Built in the 15th century the Cloister comprises three covered passageways on the south side of the Cathedral. The eastern and western arms provide access to the Cathedral at the east end of the south quire aisle and the east end of the nave respectively, with the southern arm linking the two. This creates an enclosure (Cloister Garth) around the south transept known as the 'Paradise' garden. With five public entrances, the Cloister is a busy thoroughfare used daily by clergy, lay staff, worshippers and visitors for over 600 years. The Cathedral café, shop and offices are all accessed via the southern arm.
The western arm was the last remaining arm in need of restoration, with the southern and eastern arms having been restored in the last 20 years. The window traceries and cills were in extremely poor condition, guttering needed to be replaced, pointing had deteriorated significantly in many areas, and the gateway into Paradise (having been 'temporarily' adapted some thirty years ago) required making good.
In 2017, a team of craftsmen and conservators worked painstakingly for four months in the busy period leading up to advent. This project provided a unique opportunity for visitors to see skilled restoration and conservation in progress at ground level, generating interest from a wide audience. Masonry was repaired and replaced, glazing was comprehensively refurbished, pointing was removed and replaced, defective rainwater goods were renewed in cast iron and a new stone gateway, iron gate and access ramp installed which now provides a more suitable and permanent entrance into 'Paradise'.

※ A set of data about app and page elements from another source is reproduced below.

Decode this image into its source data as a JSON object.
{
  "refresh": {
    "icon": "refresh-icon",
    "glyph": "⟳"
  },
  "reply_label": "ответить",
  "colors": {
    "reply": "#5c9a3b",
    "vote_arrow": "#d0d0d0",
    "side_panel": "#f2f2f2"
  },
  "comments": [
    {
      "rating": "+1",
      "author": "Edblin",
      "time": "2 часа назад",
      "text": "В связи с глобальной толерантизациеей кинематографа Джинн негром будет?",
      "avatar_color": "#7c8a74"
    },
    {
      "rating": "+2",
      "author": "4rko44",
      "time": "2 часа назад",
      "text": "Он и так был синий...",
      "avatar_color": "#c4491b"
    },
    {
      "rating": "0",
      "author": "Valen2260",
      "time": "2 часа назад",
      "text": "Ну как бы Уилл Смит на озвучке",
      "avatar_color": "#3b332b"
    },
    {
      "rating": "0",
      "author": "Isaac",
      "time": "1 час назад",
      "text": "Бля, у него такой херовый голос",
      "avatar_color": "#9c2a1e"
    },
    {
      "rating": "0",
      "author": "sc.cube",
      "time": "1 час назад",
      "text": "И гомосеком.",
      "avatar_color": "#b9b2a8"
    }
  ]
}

This project was enabled through the generous support of the First World War Centenary Cathedral Repair Fund, The Hans and Julia Rausing Trust (on behalf of Helen, Lady Broughton), The Headley Trust, The R H Scholes Trust and The Arts Society Chichester (formerly Chichester NADFAS).